Today’s Final Biological Opinion restricts some uses of malathion, in theory, but contains loopholes that make the restrictions meaningless in the real world. For example, the spraying of malathion against mosquitoes is restricted “where possible”. But what makes the restrictions unworkable is undefined, effectively giving the green light to virtually all pesticide spraying.
This analysis is the first National Biological Opinion conducted by the Fish and Wildlife Service for any pesticide. But it has adopted industry-friendly methodologies for species harm assessments that were ordered after direct intervention by President Trump’s Interior Secretary David Bernhardt.
“The reason the Biden administration is hiding behind David Bernhardt’s twisted legal thinking so it can ignore the harrowing extinction crisis is beyond amazement,” Burd said. “President Biden’s conservation promises are meaningless if this administration doesn’t even have the backbone to stand up to the corporations that poison our planet and our children.”
Approximately 1 million pounds of malathion are used in the United States each year. The insecticide is a neurotoxin that is part of the dangerous class of older pesticides called organophosphates. Organophosphates have been used as nerve agents in chemical warfare and have been linked to Gulf War Syndrome, which causes fatigue, headaches, skin problems and respiratory problems in humans.
In January 2017, the EPA completed its biological assessment on malathion, determining that 97% of federally protected species are likely damaged by malathion. Following the announcement, Dow AgroSciences officials asked the Trump administration to suspend assessments.
In May 2017, the Fish and Wildlife Service announced that after nearly four years of work, its draft biological advisory assessing the harms of the pesticide was nearing completion and would be ready for public comment within months. As career Fish and Wildlife Service staff members prepared to make the biological opinion available for public comment, they briefed Trump’s political appointees, including Acting Interior Secretary Bernhardt, on the findings. the agency’s nearly four years of rigorous scientific review.
Following that briefing, senior Trump Interior Department officials, including Bernhardt, moved to suspend publication of the Service’s assessment indefinitely. The unprecedented efforts of the Trump administration to undermine these findings were highlighted in a New York Times investigation.
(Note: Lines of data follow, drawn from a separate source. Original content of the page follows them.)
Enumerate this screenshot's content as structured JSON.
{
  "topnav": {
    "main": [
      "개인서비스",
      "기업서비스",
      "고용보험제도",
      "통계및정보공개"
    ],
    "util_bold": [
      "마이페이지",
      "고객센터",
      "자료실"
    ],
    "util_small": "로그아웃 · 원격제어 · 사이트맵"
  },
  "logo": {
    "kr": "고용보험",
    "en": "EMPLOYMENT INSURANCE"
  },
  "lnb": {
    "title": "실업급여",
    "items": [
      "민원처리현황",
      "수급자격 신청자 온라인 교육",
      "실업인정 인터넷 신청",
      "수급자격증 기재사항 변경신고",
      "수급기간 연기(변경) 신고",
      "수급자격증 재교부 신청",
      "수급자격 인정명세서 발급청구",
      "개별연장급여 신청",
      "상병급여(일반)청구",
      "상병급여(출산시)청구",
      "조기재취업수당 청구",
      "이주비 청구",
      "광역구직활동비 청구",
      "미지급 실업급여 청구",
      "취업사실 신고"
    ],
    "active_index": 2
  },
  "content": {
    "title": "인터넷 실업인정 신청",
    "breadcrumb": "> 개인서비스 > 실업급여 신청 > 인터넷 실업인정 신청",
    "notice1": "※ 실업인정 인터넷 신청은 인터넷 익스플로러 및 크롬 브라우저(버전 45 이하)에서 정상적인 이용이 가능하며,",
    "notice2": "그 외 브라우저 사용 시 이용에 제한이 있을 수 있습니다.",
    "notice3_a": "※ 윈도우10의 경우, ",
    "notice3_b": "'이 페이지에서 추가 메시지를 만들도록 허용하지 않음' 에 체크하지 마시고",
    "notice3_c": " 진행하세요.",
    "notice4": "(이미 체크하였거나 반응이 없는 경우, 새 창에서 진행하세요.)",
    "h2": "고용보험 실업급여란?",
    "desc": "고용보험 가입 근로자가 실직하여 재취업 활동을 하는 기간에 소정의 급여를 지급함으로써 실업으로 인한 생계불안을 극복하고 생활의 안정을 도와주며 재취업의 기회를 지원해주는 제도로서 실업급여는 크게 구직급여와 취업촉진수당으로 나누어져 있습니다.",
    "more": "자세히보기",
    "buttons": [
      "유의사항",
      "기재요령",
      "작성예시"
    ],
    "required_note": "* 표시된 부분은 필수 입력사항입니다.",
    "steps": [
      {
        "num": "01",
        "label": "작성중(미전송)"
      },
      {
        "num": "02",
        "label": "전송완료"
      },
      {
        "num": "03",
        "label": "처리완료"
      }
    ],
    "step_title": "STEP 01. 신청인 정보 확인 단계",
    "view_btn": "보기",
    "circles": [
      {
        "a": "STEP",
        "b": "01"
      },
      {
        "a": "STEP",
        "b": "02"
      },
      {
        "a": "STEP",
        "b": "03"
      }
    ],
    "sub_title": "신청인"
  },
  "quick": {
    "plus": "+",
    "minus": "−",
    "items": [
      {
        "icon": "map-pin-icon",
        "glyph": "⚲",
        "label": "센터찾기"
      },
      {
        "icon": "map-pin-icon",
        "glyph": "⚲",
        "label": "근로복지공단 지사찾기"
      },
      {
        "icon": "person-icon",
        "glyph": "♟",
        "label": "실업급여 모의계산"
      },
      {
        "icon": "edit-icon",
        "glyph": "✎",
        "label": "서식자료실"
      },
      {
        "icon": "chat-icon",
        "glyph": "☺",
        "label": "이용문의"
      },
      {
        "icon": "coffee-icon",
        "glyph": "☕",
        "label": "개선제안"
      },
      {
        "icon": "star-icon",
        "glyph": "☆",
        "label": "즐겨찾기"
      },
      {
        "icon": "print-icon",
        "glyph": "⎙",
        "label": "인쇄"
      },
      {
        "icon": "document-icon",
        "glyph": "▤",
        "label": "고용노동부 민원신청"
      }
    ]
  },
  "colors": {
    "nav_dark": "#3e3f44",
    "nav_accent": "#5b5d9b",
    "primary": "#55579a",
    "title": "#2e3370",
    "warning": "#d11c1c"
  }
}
A document obtained by the Center for Biological Diversity through the Freedom of Information Act revealed that the assessments were suspended after key policymakers were informed that the Service’s analysis had determined that malathion jeopardized the continued existence of 1,284 protected species.
In the years that followed, the findings prompted the EPA to take no action to limit the use of malathion in areas where the species are endangered.
Under a legal agreement, the Fish and Wildlife Service was to issue a biological advisory by the end of 2017 identifying ways to protect endangered species from malathion, along with two other organophosphate insecticides, chlorpyrifos and diazinon. , as required by the Endangered Species Act. Cash Act. The Trump administration has refused to honor the legal agreement.
In May 2018, the Center again sued the EPA and the Service for failing to comply with its obligation to study the impacts of malathion, prompting the agency to release today’s assessment. today.
Last month, the Center sued the Fish and Wildlife Service for failing to complete endangered species consultations regarding the pesticides chlorpyrifos and diazinon.